Audrey*, a manager at a busy accounting firm, was fuming. She sat silently at the head of the conference table. Her staff, accustomed to Audrey’s angry outbursts, watched her warily.
“Business is down, and I want answers!” she demanded. Audrey saw her staff visibly wince at the harshness in her voice. Her boss, sitting at the other end of the table, raised an eyebrow.
Back in her office, Audrey remembered something her mother used to say: “You’ll catch more flies with honey than vinegar.” Even as a kid, Audrey felt a certain sadness during winter months. She recalled acting out with tears and defiance. “The Winter Blues,” her mother would say.
As an adult, that black mood was persistent.
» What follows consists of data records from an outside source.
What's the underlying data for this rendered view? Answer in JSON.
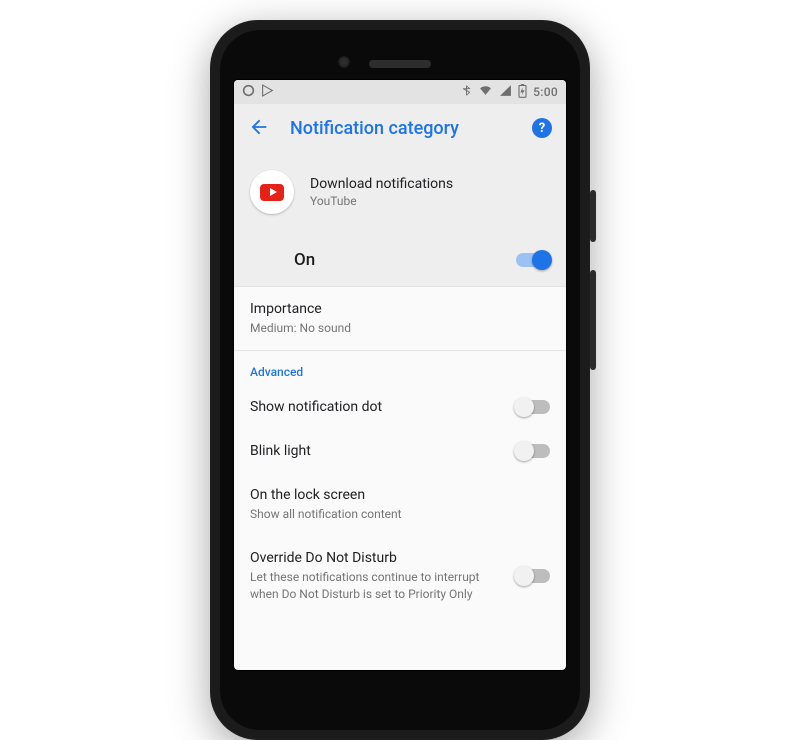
{
  "status_bar": {
    "time": "5:00"
  },
  "app_bar": {
    "title": "Notification category"
  },
  "channel": {
    "title": "Download notifications",
    "app_name": "YouTube"
  },
  "master": {
    "label": "On",
    "enabled": true
  },
  "importance": {
    "label": "Importance",
    "value": "Medium: No sound"
  },
  "section_advanced": "Advanced",
  "rows": {
    "show_dot": {
      "label": "Show notification dot",
      "enabled": false
    },
    "blink": {
      "label": "Blink light",
      "enabled": false
    },
    "lock": {
      "label": "On the lock screen",
      "value": "Show all notification content"
    },
    "dnd": {
      "label": "Override Do Not Disturb",
      "subtitle": "Let these notifications continue to interrupt when Do Not Disturb is set to Priority Only",
      "enabled": false
    }
  }
}
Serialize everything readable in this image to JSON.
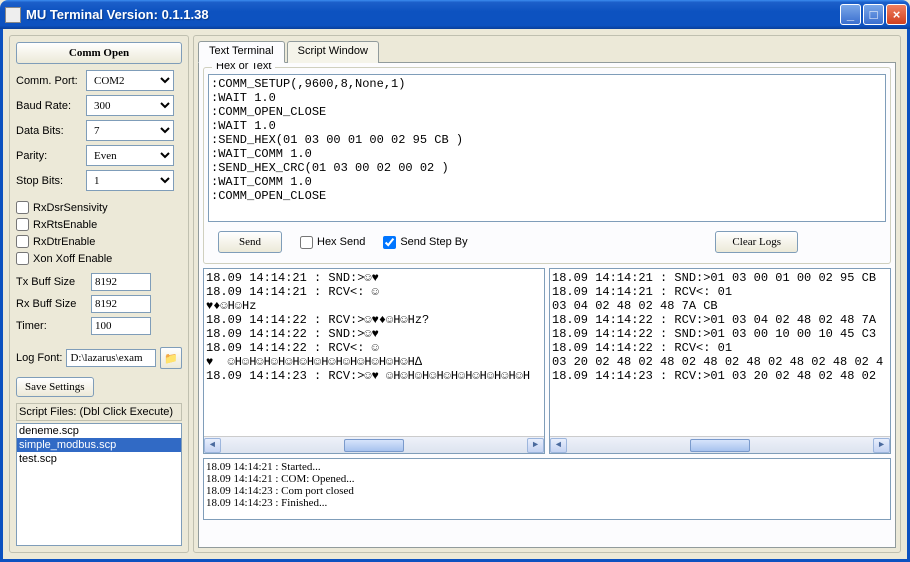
{
  "window": {
    "title": "MU Terminal Version: 0.1.1.38"
  },
  "left": {
    "comm_open": "Comm Open",
    "comm_port_label": "Comm. Port:",
    "comm_port": "COM2",
    "baud_label": "Baud Rate:",
    "baud": "300",
    "databits_label": "Data Bits:",
    "databits": "7",
    "parity_label": "Parity:",
    "parity": "Even",
    "stopbits_label": "Stop Bits:",
    "stopbits": "1",
    "cb_rxdsr": "RxDsrSensivity",
    "cb_rxrts": "RxRtsEnable",
    "cb_rxdtr": "RxDtrEnable",
    "cb_xon": "Xon Xoff Enable",
    "txbuff_label": "Tx Buff Size",
    "txbuff": "8192",
    "rxbuff_label": "Rx Buff Size",
    "rxbuff": "8192",
    "timer_label": "Timer:",
    "timer": "100",
    "logfont_label": "Log Font:",
    "logfont": "D:\\lazarus\\exam",
    "save_settings": "Save Settings",
    "script_label": "Script Files: (Dbl Click Execute)",
    "scripts": [
      "deneme.scp",
      "simple_modbus.scp",
      "test.scp"
    ],
    "script_selected": 1
  },
  "tabs": {
    "text_terminal": "Text Terminal",
    "script_window": "Script Window"
  },
  "hex": {
    "group_title": "Hex or Text",
    "content": ":COMM_SETUP(,9600,8,None,1)\n:WAIT 1.0\n:COMM_OPEN_CLOSE\n:WAIT 1.0\n:SEND_HEX(01 03 00 01 00 02 95 CB )\n:WAIT_COMM 1.0\n:SEND_HEX_CRC(01 03 00 02 00 02 )\n:WAIT_COMM 1.0\n:COMM_OPEN_CLOSE"
  },
  "buttons": {
    "send": "Send",
    "hex_send": "Hex Send",
    "send_step": "Send Step By",
    "clear_logs": "Clear Logs"
  },
  "checks": {
    "hex_send": false,
    "send_step": true
  },
  "log_left": "18.09 14:14:21 : SND:>☺♥\n18.09 14:14:21 : RCV<: ☺\n♥♦☺H☺Hz\n18.09 14:14:22 : RCV:>☺♥♦☺H☺Hz?\n18.09 14:14:22 : SND:>☺♥\n18.09 14:14:22 : RCV<: ☺\n♥  ☺H☺H☺H☺H☺H☺H☺H☺H☺H☺H☺H☺H☺H∆\n18.09 14:14:23 : RCV:>☺♥ ☺H☺H☺H☺H☺H☺H☺H☺H☺H☺H",
  "log_right": "18.09 14:14:21 : SND:>01 03 00 01 00 02 95 CB\n18.09 14:14:21 : RCV<: 01\n03 04 02 48 02 48 7A CB\n18.09 14:14:22 : RCV:>01 03 04 02 48 02 48 7A\n18.09 14:14:22 : SND:>01 03 00 10 00 10 45 C3\n18.09 14:14:22 : RCV<: 01\n03 20 02 48 02 48 02 48 02 48 02 48 02 48 02 4\n18.09 14:14:23 : RCV:>01 03 20 02 48 02 48 02",
  "status": [
    "18.09 14:14:21 : Started...",
    "18.09 14:14:21 : COM: Opened...",
    "18.09 14:14:23 : Com port closed",
    "18.09 14:14:23 : Finished..."
  ]
}
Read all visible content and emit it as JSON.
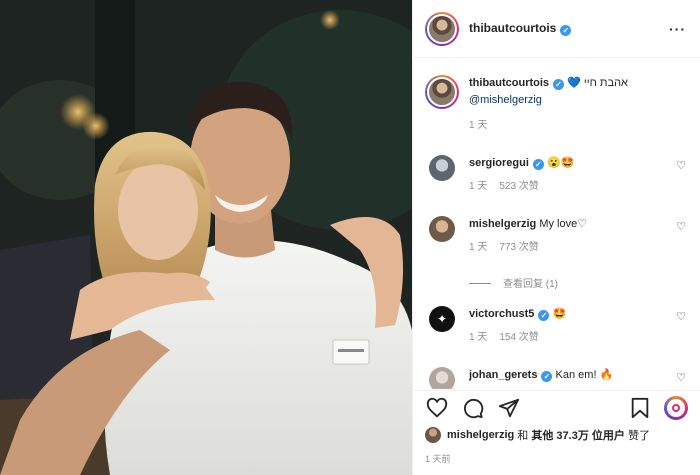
{
  "post": {
    "author": "thibautcourtois",
    "more_glyph": "···"
  },
  "caption": {
    "username": "thibautcourtois",
    "hebrew_text": "אהבת חיי",
    "heart": "💙",
    "mention": "@mishelgerzig",
    "time": "1 天"
  },
  "comments": [
    {
      "username": "sergioregui",
      "verified": true,
      "text": "😮🤩",
      "time": "1 天",
      "likes": "523 次赞"
    },
    {
      "username": "mishelgerzig",
      "verified": false,
      "text": "My love♡",
      "time": "1 天",
      "likes": "773 次赞",
      "replies": "查看回复 (1)"
    },
    {
      "username": "victorchust5",
      "verified": true,
      "text": "🤩",
      "time": "1 天",
      "likes": "154 次赞"
    },
    {
      "username": "johan_gerets",
      "verified": true,
      "text": "Kan em! 🔥",
      "time": "",
      "likes": ""
    }
  ],
  "likes_line": {
    "user": "mishelgerzig",
    "and": " 和 ",
    "others": "其他 37.3万 位用户",
    "suffix": " 赞了"
  },
  "date": "1 天前",
  "icons": [
    "heart-icon",
    "comment-icon",
    "share-icon",
    "bookmark-icon",
    "reel-icon"
  ],
  "colors": {
    "verified": "#3897f0",
    "mention": "#00376b",
    "muted": "#8e8e8e"
  }
}
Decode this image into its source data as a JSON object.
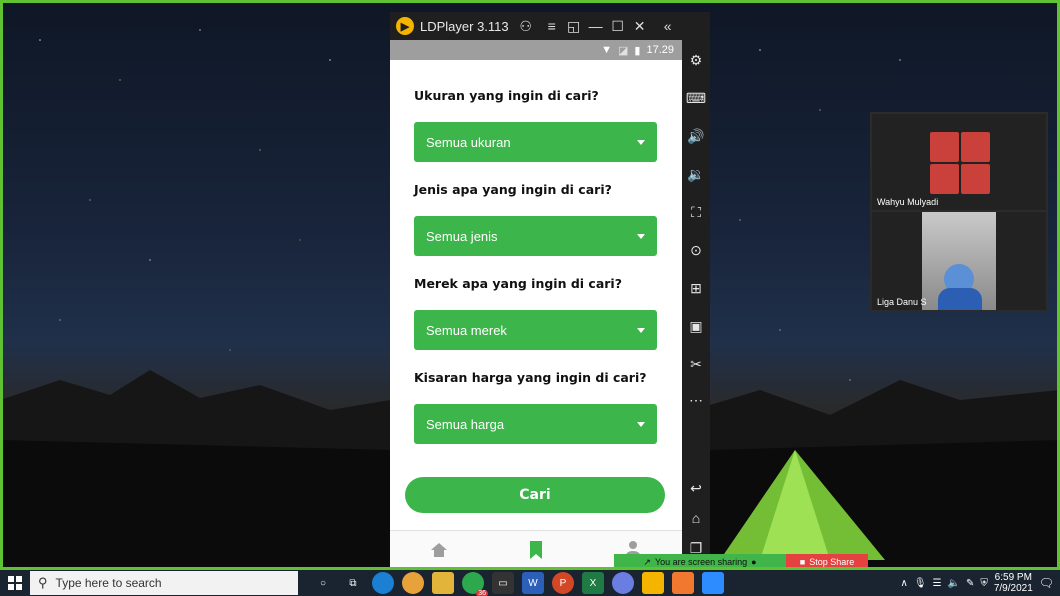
{
  "emulator": {
    "title": "LDPlayer 3.113",
    "status_time": "17.29"
  },
  "app": {
    "questions": [
      {
        "label": "Ukuran yang ingin di cari?",
        "value": "Semua ukuran"
      },
      {
        "label": "Jenis apa yang ingin di cari?",
        "value": "Semua jenis"
      },
      {
        "label": "Merek apa yang ingin di cari?",
        "value": "Semua merek"
      },
      {
        "label": "Kisaran harga yang ingin di cari?",
        "value": "Semua harga"
      }
    ],
    "search_button": "Cari",
    "nav_icons": [
      "home-icon",
      "bookmark-icon",
      "profile-icon"
    ],
    "accent_color": "#3cb54a"
  },
  "meeting": {
    "participants": [
      {
        "name": "Wahyu Mulyadi"
      },
      {
        "name": "Liga Danu S"
      }
    ]
  },
  "share_bar": {
    "message": "You are screen sharing",
    "stop_label": "Stop Share"
  },
  "taskbar": {
    "search_placeholder": "Type here to search",
    "time": "6:59 PM",
    "date": "7/9/2021",
    "badge_count": "36"
  }
}
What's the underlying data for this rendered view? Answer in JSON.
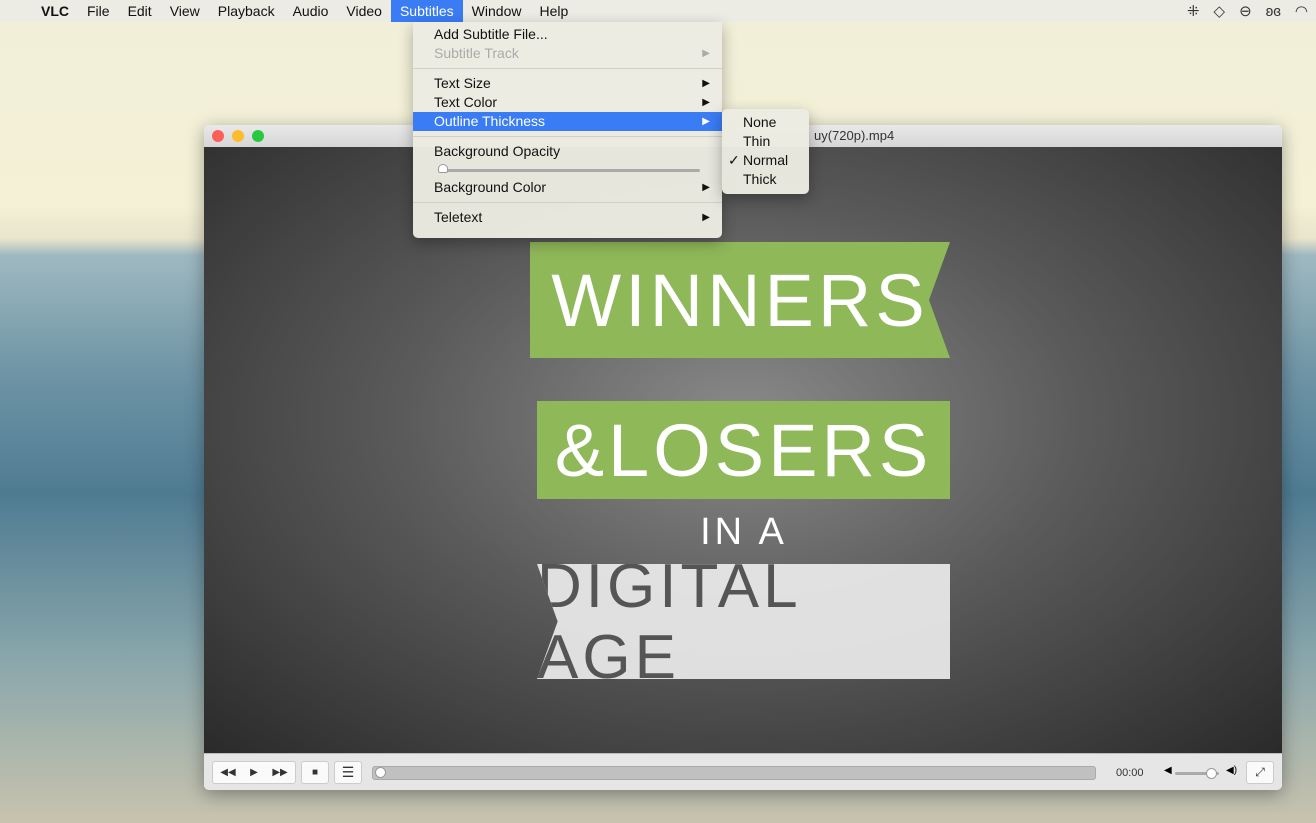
{
  "menubar": {
    "app": "VLC",
    "items": [
      "File",
      "Edit",
      "View",
      "Playback",
      "Audio",
      "Video",
      "Subtitles",
      "Window",
      "Help"
    ],
    "active": "Subtitles",
    "tray_icons": [
      "dropbox-icon",
      "fox-icon",
      "circle-icon",
      "butterfly-icon",
      "wifi-icon"
    ]
  },
  "window": {
    "title": "uy(720p).mp4"
  },
  "video": {
    "line1": "WINNERS",
    "line2": "&LOSERS",
    "line3": "IN A",
    "line4": "DIGITAL AGE",
    "banner_color": "#8fb859"
  },
  "subtitles_menu": {
    "add_file": "Add Subtitle File...",
    "track": "Subtitle Track",
    "text_size": "Text Size",
    "text_color": "Text Color",
    "outline": "Outline Thickness",
    "bg_opacity": "Background Opacity",
    "bg_opacity_value": 0,
    "bg_color": "Background Color",
    "teletext": "Teletext"
  },
  "outline_submenu": {
    "items": [
      "None",
      "Thin",
      "Normal",
      "Thick"
    ],
    "checked": "Normal",
    "check": "✓"
  },
  "controls": {
    "time": "00:00",
    "progress": 0,
    "volume": 0.85
  },
  "colors": {
    "accent": "#3a7cf4"
  }
}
The darker the sky, the darker Audrey’s mood became.
Audrey’s main support came from her friends, but that winter she felt too sad to reach out and was embarrassed by the weight she had gained. Her isolation grew worse.
Audrey’s boss called her into their office. “I’m worried about your moodiness and lack of focus,” they said. “It’s affecting your work performance and, frankly, it’s affect-ing the entire staff.”
Audrey knew she had to change but didn’t know where to begin. That evening, Audrey burrowed down in bed with a box of chocolates and turned on the TV. That’s when she saw a commercial by an area psychiatrist that changed her life. He was conducting a study on Seasonal Affective Disorder. Audrey recognized she had most of the symp-toms described in the com-mercial. More importantly to Audrey, it was a treatable condition!
She joined the study and, to her relief, began to feel better. To this day, Audrey continues to see a psychiatrist to ensure that Seasonal Affective Dis-order (SAD) never brings her down again.
What is SAD?
SAD is a type of recurrent depression that begins and ends at the same time every year. Contrary to popular belief, SAD doesn’t only occur during the winter months.
SAD comes in two forms: Winter Depression and Summer Depression.
The most common form of SAD. It usually appears during late fall or early winter and resolves mid to late spring or summer. The symptoms of winter depression typically consist of:
Daily feelings of sadness
Feelings of hopelessness
Increased appetite resulting in weight gain
Poor energy or feelings of lethargy
Diminished interest and enjoyment in pleasurable activities
Significantly impaired daily functioning at home and/or work
Winter Depression vs. Winter Blues
Many of us experience “blue” feelings during the winter months. These are typically transient, mild in nature, and don’t significantly affect our daily functioning.
However, when these “blue” feelings become daily and routine, occur every winter, and significantly affect your daily functioning, you may have SAD.
A less common form of SAD whereby symptoms of depres-sion appear at the begin-ning of spring or summer. The symptoms of Summer Depression are somewhat different from those of Winter Depression. These typically consist of:
Daily feelings of sadness
Agitation or restlessness
Decreased appetite, some-times accompanied by weight loss
Increased sex drive
Significant impairment of functioning
Some people who have winter depression experience symptoms of mania or hypomania (a less severe form of mania) during spring and/or summer. These symptoms include feelings of elation, agitation, increased social activity, impulsive behavior, racing thoughts, rapid speech, etc. Reverse SAD is considered a variation of bipolar disorder.
What causes SAD?
As with other neurobiological disorders, the exact cause of SAD is unknown. However, the following points are relevant:
Circadian Rhythm: Sunlight serves as an important cue to our biological clock. The reduced level of sunlight in winter and fall causes disruption of the internal clock which could cause depression.
Melatonin: Melatonin is a chemical found in our brain that plays a role in regulating sleep and mood. Seasonal cli-mate changes affect melatonin levels and may cause depression.
Serotonin: Decreased amount of sunlight during winter months can decrease brain levels of Serotonin, a neurotransmitter that plays a role in the regulation of mood, appetite, sleep, and sex drive.
Genetics: There is some evidence that SAD may have a genetic basis.
Treatment of SAD
Light Therapy: Regular exposure to certain wavelengths of light during winter has been found to be helpful.
Medications: These are typically most effective. Antidepressants such as SSRIs (Selective Serotonin Reuptake Inhibitors) may be helpful. Mood stabilizers are the best options to treat Reverse SAD.
Relaxation Techniques: Yoga and meditation may be helpful adjuncts.
Consult your doctor or a mental health specialist at the earliest signs of any kind of impairments
* Names have been changed to protect privacy. This article is for educational purposes only. It is not intended to diagnose or treat any medical or psychiatric issue. Dr. Rakesh Ranjan is a practicing psychiatrist, a researcher, an author, and an educator. He has been recognized by Ohio NAMI (National Alliance for the Mentally Ill) as a recipient of the Psychiatrist of the Year Award, and by National NAMI as a recipient of the Exemplary Psychiatrist Award. Dr. Ranjan is a national speaker for several organizations and serves on the medical advisory board for the NAMI of Greater Cleveland.